In an age when it’s easy to cynically dismiss a lot of worship music as formulaic, it can be difficult to be intentional about finding music that both honors God and is great to listen to. That’s a tension felt by worship collective Gungor. Over the course of three albums, the band has tried to figure out what, exactly, it means to worship God in an authentic way. Because, above all, Gungor just wants to give listeners something that’s honest.
“Worship is an offering,” says Michael Gungor, the band’s leader and producer. “So anything can be worship regardless of the content if it’s made in that way. I guess I can say, for me, it’s worship. I hope it can become worship for other people.”
Their latest attempt at this is the mold-breaking Ghosts Upon the Earth, an often quiet and contemplative concept album. Instead of a string of artificially joyful worship anthems, the album detours to explore pain and sadness. None of its tracks are worship “hits” mined from other worship albums either—frankly, there aren’t even many songs that could be sung by a congregation. And, oh yeah, flutes are involved.
Michael and his wife/co-songwriter, Lisa Gungor, don’t recall the exact moment their band’s third full release turned into a concept album. It began as a study of dark vs. light. Eventually, it blossomed into one of the most well-received albums of 2011. From “Let There Be” to “Every Breath,” it examines the narrative spanning creation to our own restoration—with the aid of non-traditional instruments and odd time signatures.

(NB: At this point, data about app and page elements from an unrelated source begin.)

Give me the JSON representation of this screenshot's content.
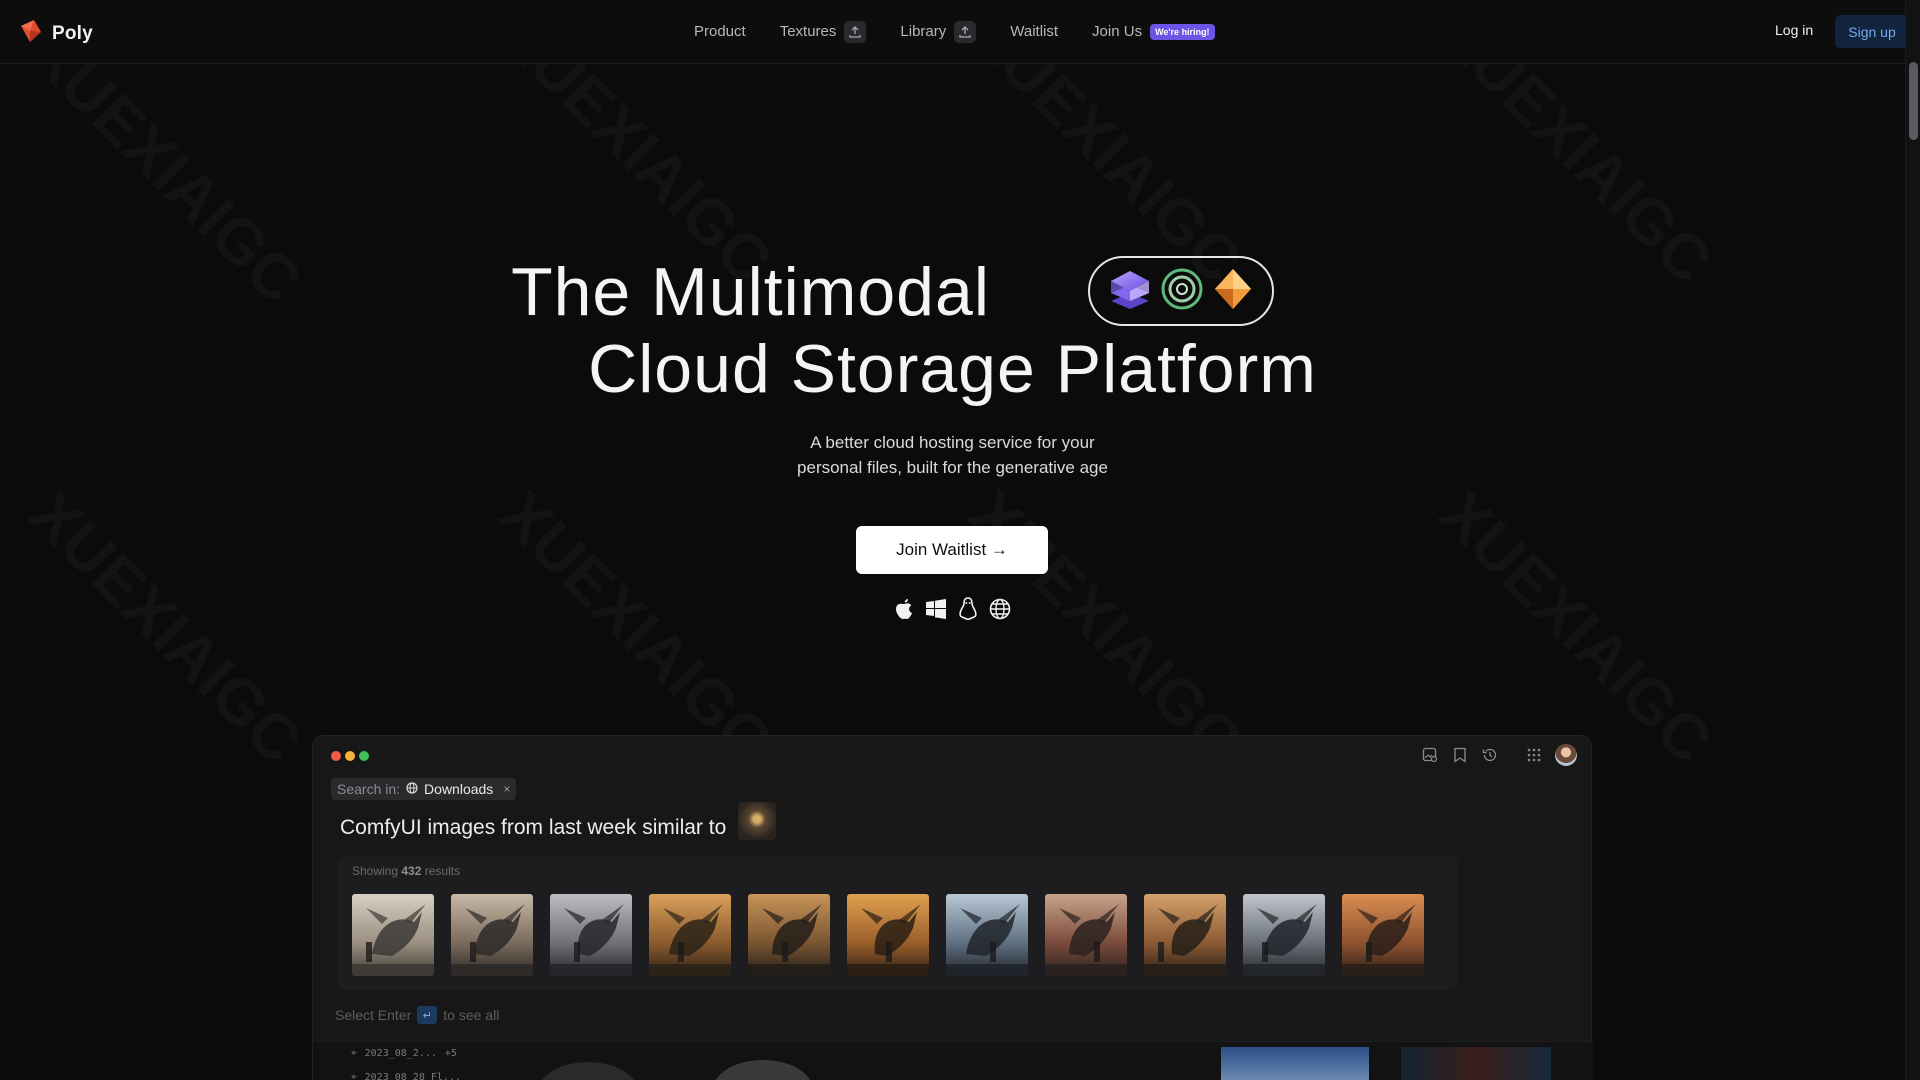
{
  "brand": {
    "name": "Poly",
    "accent": "#e04a2f"
  },
  "nav": {
    "items": [
      {
        "label": "Product"
      },
      {
        "label": "Textures",
        "icon": "upload-icon"
      },
      {
        "label": "Library",
        "icon": "upload-icon"
      },
      {
        "label": "Waitlist"
      },
      {
        "label": "Join Us",
        "badge": "We're hiring!"
      }
    ],
    "login": "Log in",
    "signup": "Sign up"
  },
  "hero": {
    "line1": "The Multimodal",
    "line2": "Cloud Storage Platform",
    "pill_icons": [
      "layers-icon",
      "rings-icon",
      "diamond-icon"
    ],
    "subtitle_line1": "A better cloud hosting service for your",
    "subtitle_line2": "personal files, built for the generative age",
    "cta": "Join Waitlist →",
    "platforms": [
      "apple-icon",
      "windows-icon",
      "linux-icon",
      "globe-icon"
    ]
  },
  "app": {
    "traffic_colors": [
      "#f05a4a",
      "#f4b43c",
      "#3fbf57"
    ],
    "tools": [
      "image-search-icon",
      "bookmark-icon",
      "history-icon",
      "grid-icon"
    ],
    "scope_prefix": "Search in:",
    "scope_value": "Downloads",
    "scope_close": "×",
    "query": "ComfyUI images from last week similar to",
    "results_prefix": "Showing",
    "results_count": "432",
    "results_suffix": "results",
    "result_count_thumbs": 11,
    "hint_before": "Select Enter",
    "hint_key": "↵",
    "hint_after": "to see all",
    "files": [
      {
        "name": "2023_08_2...",
        "extra": "+5"
      },
      {
        "name": "2023_08_28_Fl...",
        "extra": ""
      }
    ]
  },
  "watermark": "XUEXIAIGC"
}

“In an age of our attention being at two minutes, I liked the idea of putting the effort into a complete work,” Michael says. “There’s a lot of laziness in the creative world a lot of times. I like the idea of thinking enough through it that we could create this entire work that is coherent.”

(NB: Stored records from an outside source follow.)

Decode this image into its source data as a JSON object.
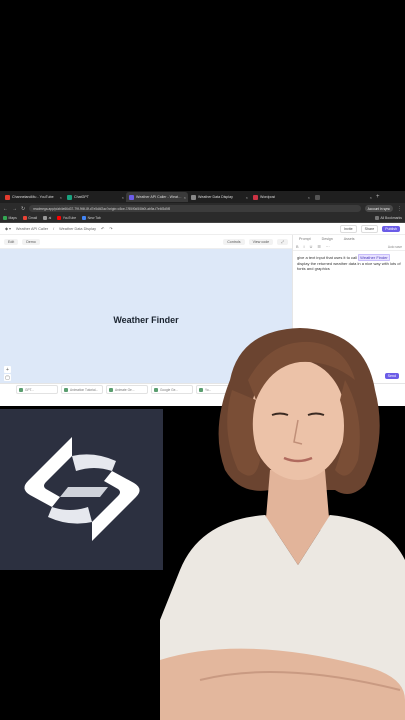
{
  "browser": {
    "tabs": [
      {
        "label": "ChannelandMu - YouTube",
        "color": "#e33b2e",
        "active": false
      },
      {
        "label": "ChatGPT",
        "color": "#19a37f",
        "active": false
      },
      {
        "label": "Weather API Caller - Weathe",
        "color": "#6b5ce7",
        "active": true
      },
      {
        "label": "Weather Data Display",
        "color": "#888888",
        "active": false
      },
      {
        "label": "Wordpost",
        "color": "#cc3344",
        "active": false
      },
      {
        "label": "",
        "color": "#555555",
        "active": false
      }
    ],
    "url": "readmega.app/p/ab4e66d37-79f-9f4f-8f-d7e5d4f2ac?origin=c5ce-7/55/f0d5/8b0f-ab9a-f7e6f3d5f5",
    "sync_label": "Account in sync",
    "bookmarks": [
      "Maps",
      "Gmail",
      "ai",
      "YouTube",
      "New Tab"
    ],
    "bookmarks_right": "All Bookmarks"
  },
  "app": {
    "breadcrumb_1": "Weather API Caller",
    "breadcrumb_2": "Weather Data Display",
    "invite_label": "Invite",
    "share_label": "Share",
    "publish_label": "Publish",
    "edit_chip": "Edit",
    "mode_chip": "Demo",
    "controls_label": "Controls",
    "view_code_label": "View code"
  },
  "preview": {
    "title": "Weather Finder"
  },
  "panel": {
    "tabs": [
      "Prompt",
      "Design",
      "Assets"
    ],
    "tools": [
      "B",
      "I",
      "U",
      "☰",
      "⋯"
    ],
    "tools_right": "Auto save",
    "prompt_before": "give a text input that uses it to  call ",
    "prompt_highlight": "Weather Finder",
    "prompt_after": " display the returned weather data in a nice way with lots of fonts and graphics",
    "send_label": "Send"
  },
  "filetabs": [
    "GPT...",
    "Animation Tutorial...",
    "Animate Ge...",
    "Google Ge...",
    "Yo..."
  ],
  "colors": {
    "accent": "#6b5ce7",
    "preview_bg": "#dde8f8",
    "logo_bg": "#2c3040"
  }
}
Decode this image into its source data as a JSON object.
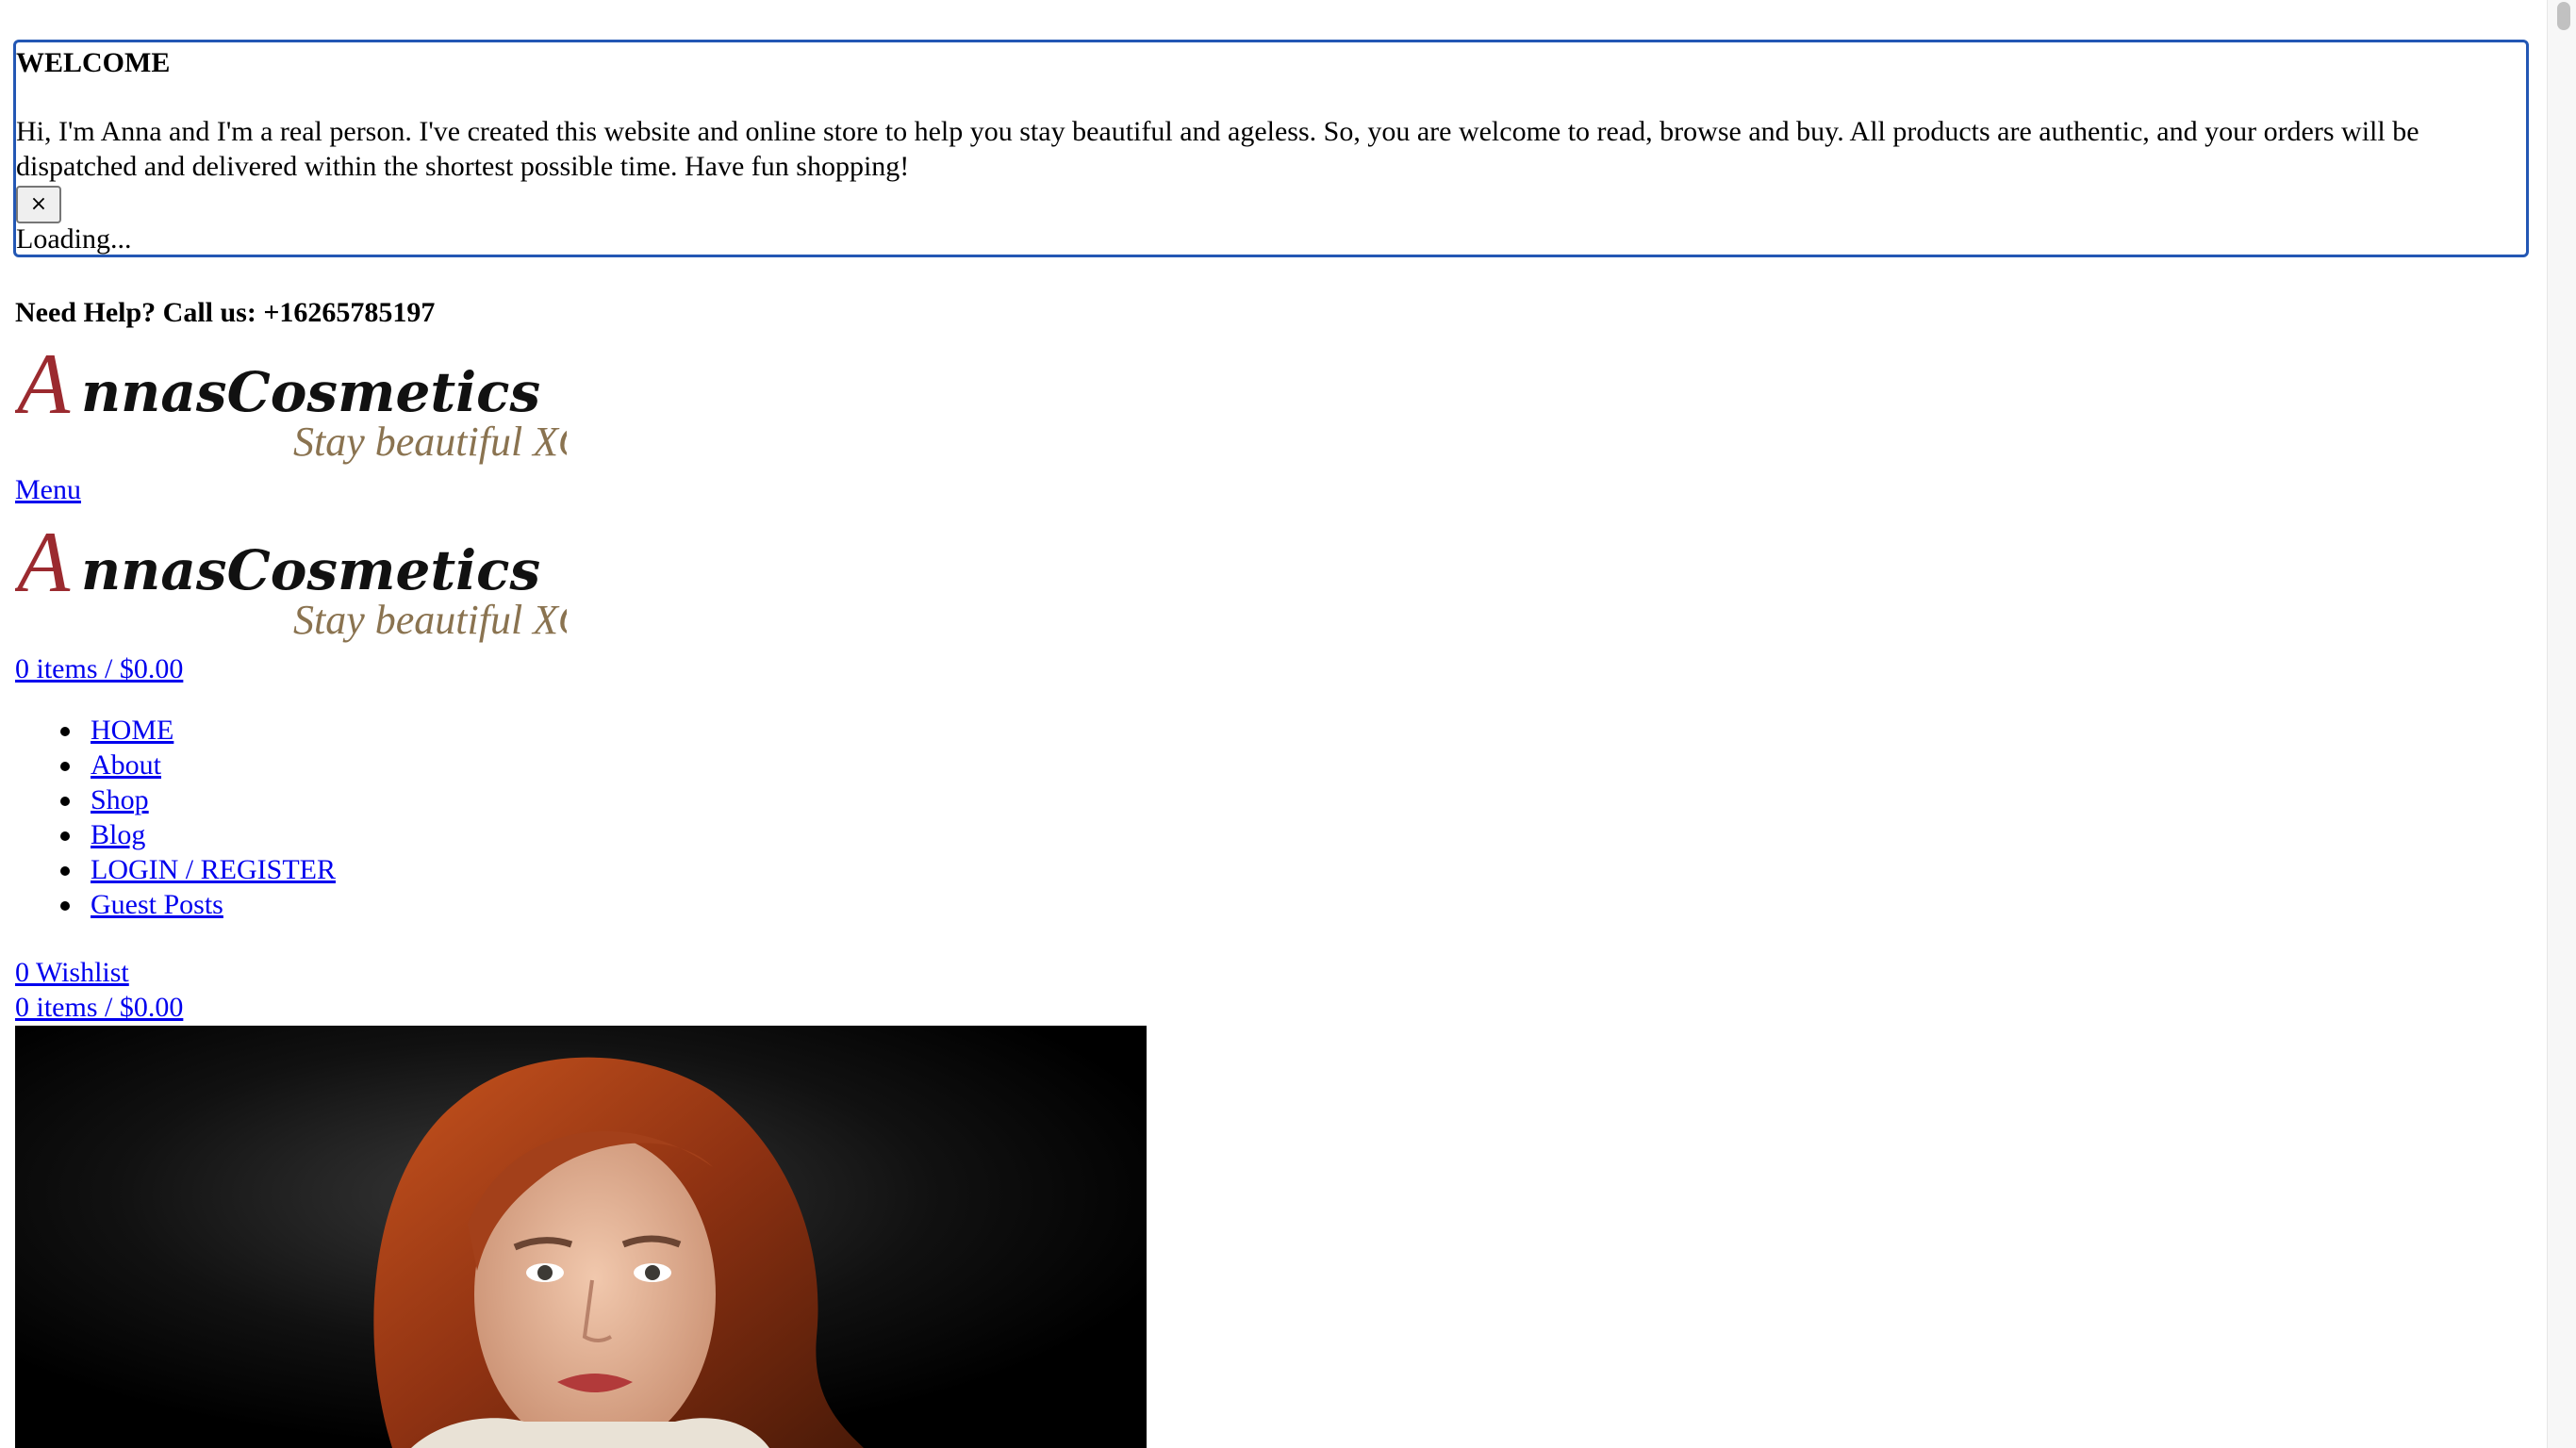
{
  "dialog": {
    "title": "WELCOME",
    "message": "Hi, I'm Anna and I'm a real person. I've created this website and online store to help you stay beautiful and ageless. So, you are welcome to read, browse and buy. All products are authentic, and your orders will be dispatched and delivered within the shortest possible time. Have fun shopping!",
    "close_label": "×",
    "loading_text": "Loading..."
  },
  "header": {
    "help_text": "Need Help? Call us: +16265785197",
    "logo": {
      "brand": "AnnasCosmetics",
      "tagline": "Stay beautiful XO"
    },
    "menu_label": "Menu",
    "cart_label": "0 items / $0.00"
  },
  "nav": {
    "items": [
      "HOME",
      "About",
      "Shop",
      "Blog",
      "LOGIN / REGISTER",
      "Guest Posts"
    ]
  },
  "footer_links": {
    "wishlist_label": "0 Wishlist",
    "cart_label": "0 items / $0.00"
  },
  "colors": {
    "dialog_border": "#2357b4",
    "link": "#0000ee",
    "logo_red": "#9b2a2f",
    "logo_tagline": "#8a7350"
  }
}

With their art, the Gungors want to do their part to help take worship music out of the well-intentioned box it has often been placed in. They believe people are ready for an expanded definition of worship.